### EXERCISE DESCRIPTION
The answer is a single number: the count of lines below in which the word "subtitle" appears.

★ ★ ★ ★

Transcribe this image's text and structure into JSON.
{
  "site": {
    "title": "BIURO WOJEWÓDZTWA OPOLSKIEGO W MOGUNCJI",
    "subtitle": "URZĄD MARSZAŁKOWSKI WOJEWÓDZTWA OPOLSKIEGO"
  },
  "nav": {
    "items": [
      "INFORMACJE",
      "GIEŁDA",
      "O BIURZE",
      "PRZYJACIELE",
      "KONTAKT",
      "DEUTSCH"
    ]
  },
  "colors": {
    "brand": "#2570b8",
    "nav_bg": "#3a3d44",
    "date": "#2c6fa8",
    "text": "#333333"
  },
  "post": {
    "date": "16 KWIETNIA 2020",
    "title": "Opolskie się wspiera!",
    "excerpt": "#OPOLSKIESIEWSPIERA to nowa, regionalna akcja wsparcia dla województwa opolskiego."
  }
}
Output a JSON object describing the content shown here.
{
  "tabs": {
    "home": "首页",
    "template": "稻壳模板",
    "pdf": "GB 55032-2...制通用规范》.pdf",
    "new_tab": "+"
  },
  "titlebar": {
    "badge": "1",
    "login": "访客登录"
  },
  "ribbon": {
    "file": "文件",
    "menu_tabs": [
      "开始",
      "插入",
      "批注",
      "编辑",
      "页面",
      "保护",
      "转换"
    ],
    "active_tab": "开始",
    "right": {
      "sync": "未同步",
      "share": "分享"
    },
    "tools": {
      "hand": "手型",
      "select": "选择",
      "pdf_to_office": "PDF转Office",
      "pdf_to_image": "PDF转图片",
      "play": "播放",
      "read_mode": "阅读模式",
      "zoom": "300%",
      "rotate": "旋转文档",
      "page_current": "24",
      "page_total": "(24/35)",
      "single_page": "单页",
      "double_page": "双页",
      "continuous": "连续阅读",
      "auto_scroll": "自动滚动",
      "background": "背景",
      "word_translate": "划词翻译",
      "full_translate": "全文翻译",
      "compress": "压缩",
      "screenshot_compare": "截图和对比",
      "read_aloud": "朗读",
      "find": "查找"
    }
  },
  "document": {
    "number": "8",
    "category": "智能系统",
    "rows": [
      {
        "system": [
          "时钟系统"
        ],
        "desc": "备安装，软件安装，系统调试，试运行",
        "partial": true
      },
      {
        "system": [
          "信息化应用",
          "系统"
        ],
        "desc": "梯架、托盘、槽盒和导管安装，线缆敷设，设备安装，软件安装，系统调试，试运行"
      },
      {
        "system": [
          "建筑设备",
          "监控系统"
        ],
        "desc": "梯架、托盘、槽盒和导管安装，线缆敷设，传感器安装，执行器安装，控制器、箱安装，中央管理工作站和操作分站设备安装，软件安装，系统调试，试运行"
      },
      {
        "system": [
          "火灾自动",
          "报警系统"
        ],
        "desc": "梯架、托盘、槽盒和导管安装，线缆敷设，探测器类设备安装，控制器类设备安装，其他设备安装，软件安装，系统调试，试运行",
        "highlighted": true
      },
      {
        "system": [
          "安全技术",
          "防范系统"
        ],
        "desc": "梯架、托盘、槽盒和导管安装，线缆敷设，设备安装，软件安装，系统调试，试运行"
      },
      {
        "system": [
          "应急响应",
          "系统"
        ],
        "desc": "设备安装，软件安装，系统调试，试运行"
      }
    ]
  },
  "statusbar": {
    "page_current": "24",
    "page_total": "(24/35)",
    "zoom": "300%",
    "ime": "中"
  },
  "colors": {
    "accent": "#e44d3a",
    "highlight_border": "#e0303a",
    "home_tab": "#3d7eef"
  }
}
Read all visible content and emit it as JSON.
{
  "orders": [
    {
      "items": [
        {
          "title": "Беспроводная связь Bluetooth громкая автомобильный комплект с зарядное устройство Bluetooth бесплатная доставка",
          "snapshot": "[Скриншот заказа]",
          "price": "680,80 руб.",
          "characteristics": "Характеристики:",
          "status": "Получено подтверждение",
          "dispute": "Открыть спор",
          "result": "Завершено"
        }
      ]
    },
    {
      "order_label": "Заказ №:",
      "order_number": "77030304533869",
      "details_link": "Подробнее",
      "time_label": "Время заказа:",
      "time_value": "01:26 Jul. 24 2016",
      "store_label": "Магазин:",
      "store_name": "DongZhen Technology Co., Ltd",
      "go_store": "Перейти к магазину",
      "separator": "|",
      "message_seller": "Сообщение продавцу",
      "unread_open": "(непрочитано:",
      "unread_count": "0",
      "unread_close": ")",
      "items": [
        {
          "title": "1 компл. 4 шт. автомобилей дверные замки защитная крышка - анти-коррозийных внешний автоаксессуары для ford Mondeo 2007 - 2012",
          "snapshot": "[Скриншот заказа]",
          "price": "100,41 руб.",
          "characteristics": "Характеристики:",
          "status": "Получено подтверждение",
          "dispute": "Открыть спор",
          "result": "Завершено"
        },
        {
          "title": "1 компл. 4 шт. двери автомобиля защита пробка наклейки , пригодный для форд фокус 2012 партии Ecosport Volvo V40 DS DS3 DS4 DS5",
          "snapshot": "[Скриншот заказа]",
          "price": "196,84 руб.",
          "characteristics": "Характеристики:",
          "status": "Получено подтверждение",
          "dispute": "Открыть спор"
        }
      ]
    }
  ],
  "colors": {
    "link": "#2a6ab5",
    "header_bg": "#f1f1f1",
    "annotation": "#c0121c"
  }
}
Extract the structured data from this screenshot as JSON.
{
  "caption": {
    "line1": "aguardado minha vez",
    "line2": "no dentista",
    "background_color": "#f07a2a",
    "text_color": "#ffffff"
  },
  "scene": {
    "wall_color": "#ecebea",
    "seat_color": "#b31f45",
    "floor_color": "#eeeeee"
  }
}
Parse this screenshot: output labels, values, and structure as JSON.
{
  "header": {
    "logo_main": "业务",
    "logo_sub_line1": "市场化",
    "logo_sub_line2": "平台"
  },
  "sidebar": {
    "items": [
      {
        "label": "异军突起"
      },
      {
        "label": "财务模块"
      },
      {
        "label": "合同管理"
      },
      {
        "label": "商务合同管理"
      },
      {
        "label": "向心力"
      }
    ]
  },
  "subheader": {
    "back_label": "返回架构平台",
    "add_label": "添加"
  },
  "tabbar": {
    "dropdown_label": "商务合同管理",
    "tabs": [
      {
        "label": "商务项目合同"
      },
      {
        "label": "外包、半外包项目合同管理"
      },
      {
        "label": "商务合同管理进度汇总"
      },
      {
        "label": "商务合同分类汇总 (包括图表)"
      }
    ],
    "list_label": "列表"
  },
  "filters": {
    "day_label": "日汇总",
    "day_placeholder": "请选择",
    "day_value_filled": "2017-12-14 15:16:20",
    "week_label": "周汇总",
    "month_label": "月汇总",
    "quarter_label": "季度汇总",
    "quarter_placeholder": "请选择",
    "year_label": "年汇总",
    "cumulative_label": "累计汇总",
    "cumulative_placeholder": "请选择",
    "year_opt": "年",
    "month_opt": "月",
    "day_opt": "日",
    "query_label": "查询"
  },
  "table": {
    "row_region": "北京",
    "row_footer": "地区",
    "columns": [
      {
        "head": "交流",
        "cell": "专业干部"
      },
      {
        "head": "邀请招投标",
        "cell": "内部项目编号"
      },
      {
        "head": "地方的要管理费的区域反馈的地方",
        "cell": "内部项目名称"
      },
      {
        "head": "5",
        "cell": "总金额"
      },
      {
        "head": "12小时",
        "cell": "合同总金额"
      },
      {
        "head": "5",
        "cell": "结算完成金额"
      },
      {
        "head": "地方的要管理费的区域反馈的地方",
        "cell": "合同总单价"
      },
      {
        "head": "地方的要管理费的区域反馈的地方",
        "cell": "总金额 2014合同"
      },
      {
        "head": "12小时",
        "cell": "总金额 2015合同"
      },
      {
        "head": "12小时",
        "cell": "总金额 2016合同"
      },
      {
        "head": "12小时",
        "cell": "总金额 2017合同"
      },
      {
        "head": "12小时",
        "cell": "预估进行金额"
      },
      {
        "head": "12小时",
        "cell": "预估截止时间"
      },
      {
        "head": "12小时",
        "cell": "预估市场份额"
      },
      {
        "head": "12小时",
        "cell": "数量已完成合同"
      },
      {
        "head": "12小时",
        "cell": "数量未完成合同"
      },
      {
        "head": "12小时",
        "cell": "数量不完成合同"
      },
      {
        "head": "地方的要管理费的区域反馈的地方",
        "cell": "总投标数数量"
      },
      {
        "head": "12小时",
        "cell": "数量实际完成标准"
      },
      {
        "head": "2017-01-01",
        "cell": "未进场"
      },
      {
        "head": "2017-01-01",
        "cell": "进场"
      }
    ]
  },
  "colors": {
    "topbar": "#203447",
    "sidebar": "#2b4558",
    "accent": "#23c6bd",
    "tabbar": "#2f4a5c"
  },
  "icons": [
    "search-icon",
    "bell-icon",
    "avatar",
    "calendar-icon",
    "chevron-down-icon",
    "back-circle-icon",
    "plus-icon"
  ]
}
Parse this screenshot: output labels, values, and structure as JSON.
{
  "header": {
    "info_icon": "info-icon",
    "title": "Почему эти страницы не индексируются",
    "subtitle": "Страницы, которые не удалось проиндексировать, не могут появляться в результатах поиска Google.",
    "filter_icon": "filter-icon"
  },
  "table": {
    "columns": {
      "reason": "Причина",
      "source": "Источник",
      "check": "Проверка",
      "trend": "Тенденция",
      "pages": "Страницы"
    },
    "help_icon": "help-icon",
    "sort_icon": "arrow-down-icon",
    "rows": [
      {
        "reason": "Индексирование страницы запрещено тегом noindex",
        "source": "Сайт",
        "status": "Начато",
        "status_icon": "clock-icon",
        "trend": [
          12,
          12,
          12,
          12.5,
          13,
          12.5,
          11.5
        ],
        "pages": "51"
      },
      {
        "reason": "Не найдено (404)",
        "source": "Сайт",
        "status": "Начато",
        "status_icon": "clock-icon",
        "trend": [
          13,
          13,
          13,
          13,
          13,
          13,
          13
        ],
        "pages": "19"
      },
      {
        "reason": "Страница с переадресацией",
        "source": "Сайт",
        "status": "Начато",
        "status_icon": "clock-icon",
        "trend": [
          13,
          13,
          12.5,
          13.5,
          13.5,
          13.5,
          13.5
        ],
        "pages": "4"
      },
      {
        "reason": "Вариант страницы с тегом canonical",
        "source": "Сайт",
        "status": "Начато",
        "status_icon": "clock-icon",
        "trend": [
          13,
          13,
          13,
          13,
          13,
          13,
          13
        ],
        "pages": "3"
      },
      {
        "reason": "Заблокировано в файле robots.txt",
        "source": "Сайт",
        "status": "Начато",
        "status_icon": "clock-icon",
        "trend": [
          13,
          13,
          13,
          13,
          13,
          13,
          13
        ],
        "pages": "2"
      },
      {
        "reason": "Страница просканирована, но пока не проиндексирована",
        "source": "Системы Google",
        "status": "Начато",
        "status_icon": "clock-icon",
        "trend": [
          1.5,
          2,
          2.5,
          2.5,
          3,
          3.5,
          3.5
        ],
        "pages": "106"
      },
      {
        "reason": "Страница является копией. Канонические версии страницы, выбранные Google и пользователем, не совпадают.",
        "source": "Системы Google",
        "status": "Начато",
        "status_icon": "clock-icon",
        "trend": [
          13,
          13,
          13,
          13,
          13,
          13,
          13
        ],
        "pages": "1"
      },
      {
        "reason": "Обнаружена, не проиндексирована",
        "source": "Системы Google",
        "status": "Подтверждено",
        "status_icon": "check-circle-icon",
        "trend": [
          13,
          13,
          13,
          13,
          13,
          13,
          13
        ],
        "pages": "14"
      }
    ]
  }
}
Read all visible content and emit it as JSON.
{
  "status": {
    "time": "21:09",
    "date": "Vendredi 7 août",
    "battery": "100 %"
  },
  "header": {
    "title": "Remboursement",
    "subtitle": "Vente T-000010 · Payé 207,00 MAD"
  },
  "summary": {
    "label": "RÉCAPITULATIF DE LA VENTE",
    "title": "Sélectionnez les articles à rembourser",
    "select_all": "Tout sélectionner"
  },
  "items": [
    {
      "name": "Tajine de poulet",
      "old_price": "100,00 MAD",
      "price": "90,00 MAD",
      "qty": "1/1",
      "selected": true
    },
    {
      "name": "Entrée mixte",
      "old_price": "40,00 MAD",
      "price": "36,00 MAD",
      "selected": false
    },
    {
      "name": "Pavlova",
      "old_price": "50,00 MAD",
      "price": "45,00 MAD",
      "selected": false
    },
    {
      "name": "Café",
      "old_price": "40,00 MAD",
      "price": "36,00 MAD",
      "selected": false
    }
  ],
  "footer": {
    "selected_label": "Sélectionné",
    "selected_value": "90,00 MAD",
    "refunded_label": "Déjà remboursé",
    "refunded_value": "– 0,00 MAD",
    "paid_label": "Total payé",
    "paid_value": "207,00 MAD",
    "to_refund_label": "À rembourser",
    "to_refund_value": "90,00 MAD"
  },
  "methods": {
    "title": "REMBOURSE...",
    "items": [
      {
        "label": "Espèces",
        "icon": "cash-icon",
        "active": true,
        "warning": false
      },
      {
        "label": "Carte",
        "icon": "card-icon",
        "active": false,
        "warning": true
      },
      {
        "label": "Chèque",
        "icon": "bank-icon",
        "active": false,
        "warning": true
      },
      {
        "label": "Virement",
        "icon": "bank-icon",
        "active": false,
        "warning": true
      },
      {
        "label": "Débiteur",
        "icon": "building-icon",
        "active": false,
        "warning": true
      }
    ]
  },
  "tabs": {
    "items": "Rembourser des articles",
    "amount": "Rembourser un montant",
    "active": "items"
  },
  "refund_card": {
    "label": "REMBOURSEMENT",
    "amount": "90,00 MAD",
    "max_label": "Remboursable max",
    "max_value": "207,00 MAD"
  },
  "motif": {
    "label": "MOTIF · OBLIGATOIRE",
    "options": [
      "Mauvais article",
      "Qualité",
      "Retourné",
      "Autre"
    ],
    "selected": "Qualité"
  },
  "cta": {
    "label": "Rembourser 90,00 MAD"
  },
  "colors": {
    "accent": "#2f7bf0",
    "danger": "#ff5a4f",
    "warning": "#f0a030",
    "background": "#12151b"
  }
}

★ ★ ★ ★

### ANSWER BOX
3